# What the exercise asks
From the records below, copy out each line that has the word "curve".

Segment Start: Provided records

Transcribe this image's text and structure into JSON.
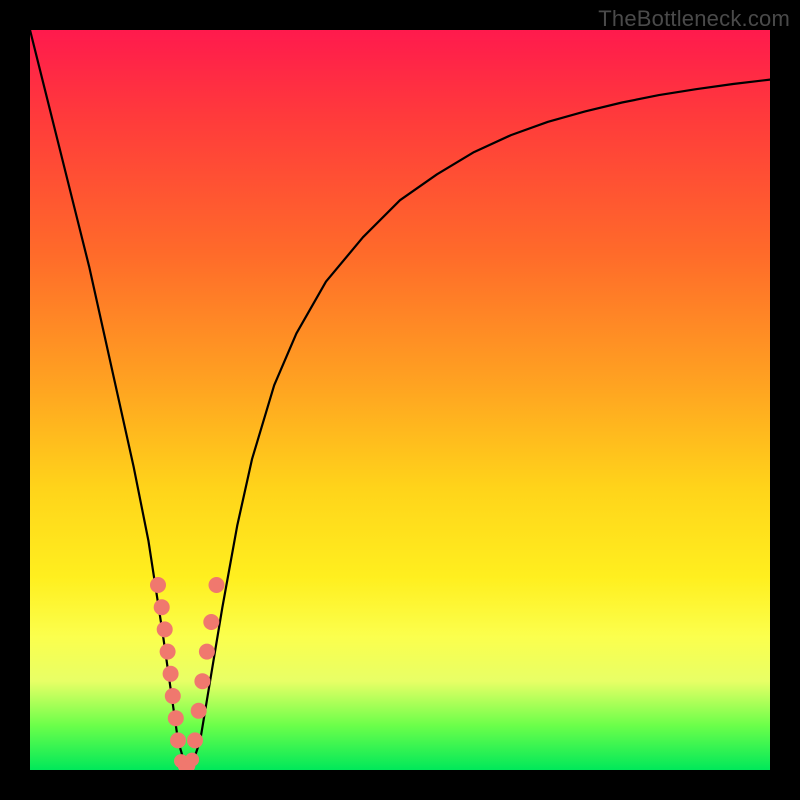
{
  "watermark": {
    "text": "TheBottleneck.com"
  },
  "colors": {
    "curve": "#000000",
    "beads": "#f0786e",
    "frame": "#000000"
  },
  "chart_data": {
    "type": "line",
    "title": "",
    "xlabel": "",
    "ylabel": "",
    "xlim": [
      0,
      100
    ],
    "ylim": [
      0,
      100
    ],
    "grid": false,
    "legend": false,
    "annotations": [],
    "series": [
      {
        "name": "bottleneck-curve",
        "x": [
          0,
          2,
          4,
          6,
          8,
          10,
          12,
          14,
          16,
          18,
          19,
          20,
          21,
          22,
          23,
          24,
          26,
          28,
          30,
          33,
          36,
          40,
          45,
          50,
          55,
          60,
          65,
          70,
          75,
          80,
          85,
          90,
          95,
          100
        ],
        "y": [
          100,
          92,
          84,
          76,
          68,
          59,
          50,
          41,
          31,
          18,
          11,
          4,
          0.5,
          1,
          4,
          10,
          22,
          33,
          42,
          52,
          59,
          66,
          72,
          77,
          80.5,
          83.5,
          85.8,
          87.6,
          89,
          90.2,
          91.2,
          92,
          92.7,
          93.3
        ]
      }
    ],
    "beads": {
      "left": {
        "x": [
          17.3,
          17.8,
          18.2,
          18.6,
          19.0,
          19.3,
          19.7,
          20.0
        ],
        "y": [
          25,
          22,
          19,
          16,
          13,
          10,
          7,
          4
        ]
      },
      "right": {
        "x": [
          22.3,
          22.8,
          23.3,
          23.9,
          24.5,
          25.2
        ],
        "y": [
          4,
          8,
          12,
          16,
          20,
          25
        ]
      },
      "bottom": {
        "x": [
          20.4,
          20.9,
          21.4,
          21.9
        ],
        "y": [
          1.2,
          0.6,
          0.6,
          1.4
        ]
      }
    }
  }
}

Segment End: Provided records

# Response to the task
    "curve": "#000000",
        "name": "bottleneck-curve",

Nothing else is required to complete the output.